Surgery may be an option for early stage malignant pleural mesothelioma patients. Pleurectomy/decortication, removal of the lung and chest lining, as well as other impacted tissues and organs, is one common surgical option. For some patients, an extrapleural pneumonectomy (EPP), a more aggressive procedure that entails the removal of the affected lung, part of the diaphragm, heart and lung linings, might be a better option for extending survival. Recent clinical trials have found these surgeries can extend life expectancy to three years and longer, especially when applied multimodally.

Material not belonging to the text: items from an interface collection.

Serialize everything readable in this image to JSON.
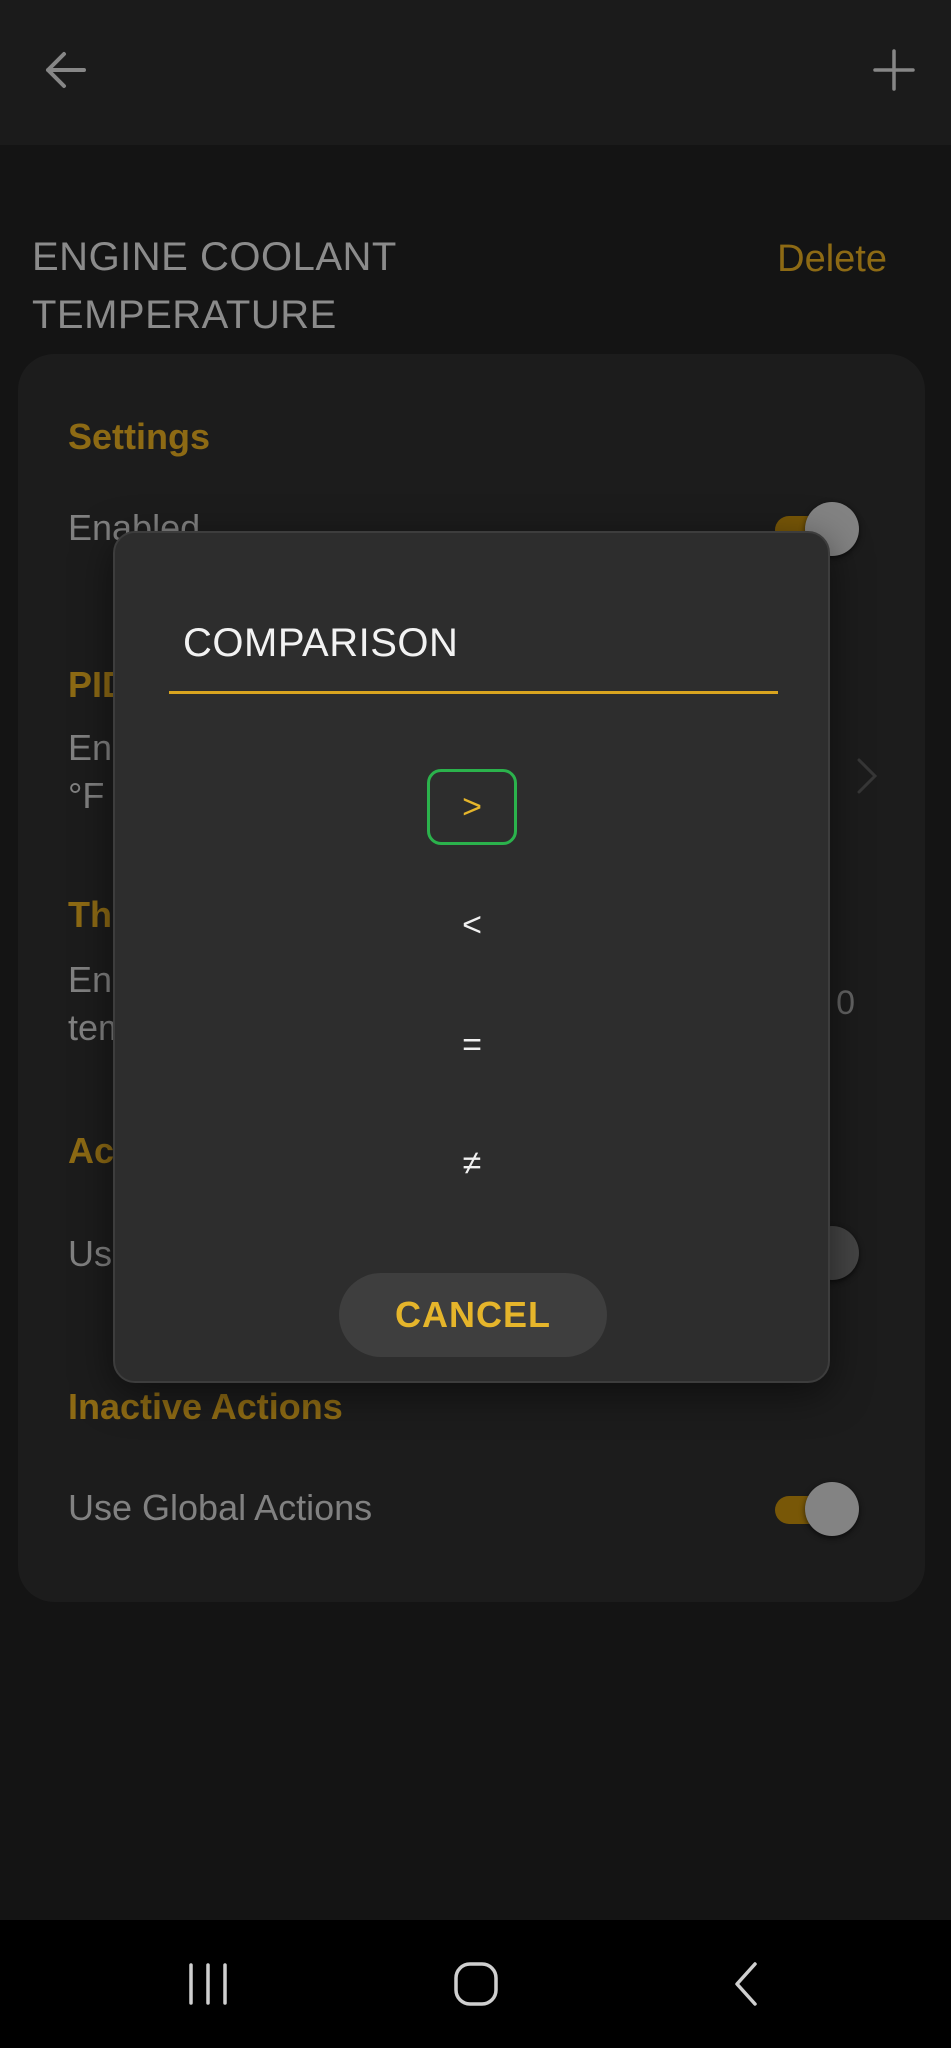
{
  "header": {
    "back_icon": "arrow-left-icon",
    "add_icon": "plus-icon"
  },
  "page": {
    "title_line1": "ENGINE COOLANT",
    "title_line2": "TEMPERATURE",
    "delete_label": "Delete"
  },
  "card": {
    "settings_heading": "Settings",
    "enabled_label": "Enabled",
    "enabled_on": true,
    "pid_heading": "PID",
    "pid_label_line1": "Eng",
    "pid_label_line2": "°F",
    "threshold_heading": "Thr",
    "threshold_label_line1": "Eng",
    "threshold_label_line2": "tem",
    "threshold_value": "0",
    "actions_heading": "Act",
    "actions_use_label": "Use",
    "actions_use_on": false,
    "inactive_heading": "Inactive Actions",
    "inactive_use_label": "Use Global Actions",
    "inactive_use_on": true
  },
  "dialog": {
    "title": "COMPARISON",
    "options": [
      ">",
      "<",
      "=",
      "≠"
    ],
    "selected_index": 0,
    "cancel_label": "CANCEL"
  },
  "colors": {
    "accent": "#d9a41f",
    "selected_border": "#2bb24c",
    "background": "#1f1f1f",
    "card": "#2b2b2b"
  },
  "navbar": {
    "recents_icon": "recents-icon",
    "home_icon": "home-icon",
    "back_icon": "nav-back-icon"
  }
}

Doctors often recommend chemotherapy as a follow up treatment for surgery, or as a first-line therapy for patients with more advanced disease. A combination therapy of pemetrexed (Alimta) and cisplatin is most commonly prescribed, though researchers continue to test new combinations. Radiation therapy may also be recommended for select patients to shrink tumors, which may also help relieve symptoms.
When determining their treatment options, patients should also consider the cost of treatment. Reports show one course of treatment with Alimta can cost upwards of $50,000, while surgeries like a pneumonectomy can cost at least $17,000. Understanding treatment costs, along with the risks and benefits of available therapies, is crucial as patients and their loved ones make treatment decisions.
Emerging and Experimental Treatments
Since malignant pleural mesothelioma makes up the majority of mesothelioma cases, most experimental treatment options focus on pleural mesothelioma. Treatments like immunotherapy, gene therapy and photodynamic therapy have shown success in extending life expectancy in various clinical trials.
Studies are also advancing standard treatments to be more effective. An early-phase clinical trial tested a heated chemotherapy wash following pleurectomy/decortication in patients with stage 1 and stage 2 pleural mesothelioma. Patients experienced a median survival of 20.3 months, with 10.7 months of progression-free survival. Though the overall survival was about equal to the typical life expectancy for early stage mesothelioma, the study noted extended survival time without disease progression compared to standard treatments. Studies have found systemic chemotherapy and surgery can lead to local recurrence anywhere from 30 days to several months after being treated. Researchers hope to continue developing and improving these treatments to further improve pleural mesothelioma survival rates.
Author: Linda Molinari
Editor in Chief, Mesothelioma Cancer AllianceRead about Linda
Reviewer: Annette Charlevois
Patient Support CoordinatorRead about Annette
Burt B, Richards WG, et al. A Phase I Trial of Surgical Resection and Intraoperative Hyperthermic Cisplatin and Gemcitabine for Pleural Mesothelioma. Journal of Thoracic Oncology. September 2018;13(9):1400-1409. doi: 10.1016/j.jtho.2018.04.032
Friedberg JS, Simone CB II, et al. Extended Pleurectomy-Decortication–Based Treatment for Advanced Stage Epithelial Mesothelioma Yielding a Median Survival of Nearly Three Years. The Annals of Thoracic Surgery. March 2017;103(3):912–919.
Ismail-Khan R, Robinson L, et al. Malignant Pleural Mesothelioma: A Comprehensive Review.Cancer Control. October 2016;(4):255-263.
Jhavar S, Pruszynski J, et al. Intensity modulated radiation therapy after extra-pleural pneumonectomy for malignant pleural mesothelioma is feasible without fatal pulmonary toxicity and provides good survival. Asia Pacific Journal of Clinical Oncology. March 2017. doi: 10.1111/ajco.12680
Miles SE, Robinson L, et al. Clinical consequences of asbestos-related diffuse pleural thickening: A review. Journal of Occupational Medicine and Toxicology. 2008;3:20. doi: 10.1186/1745-6673-3-20
Pairon JC, Laurent F, et al. Pleural Plaques and the Risk of Pleural Mesothelioma. Journal of the National Cancer Institute. February 2013;105(4P):293-301. doi: 10.1093/jnci/djs513
Shavelle R, Vavra-Musser K, et al. Life Expectancy in Pleural and Peritoneal Mesothelioma. Lung Cancer International. January 2017: 2782590. doi: 10.1155/2017/2782590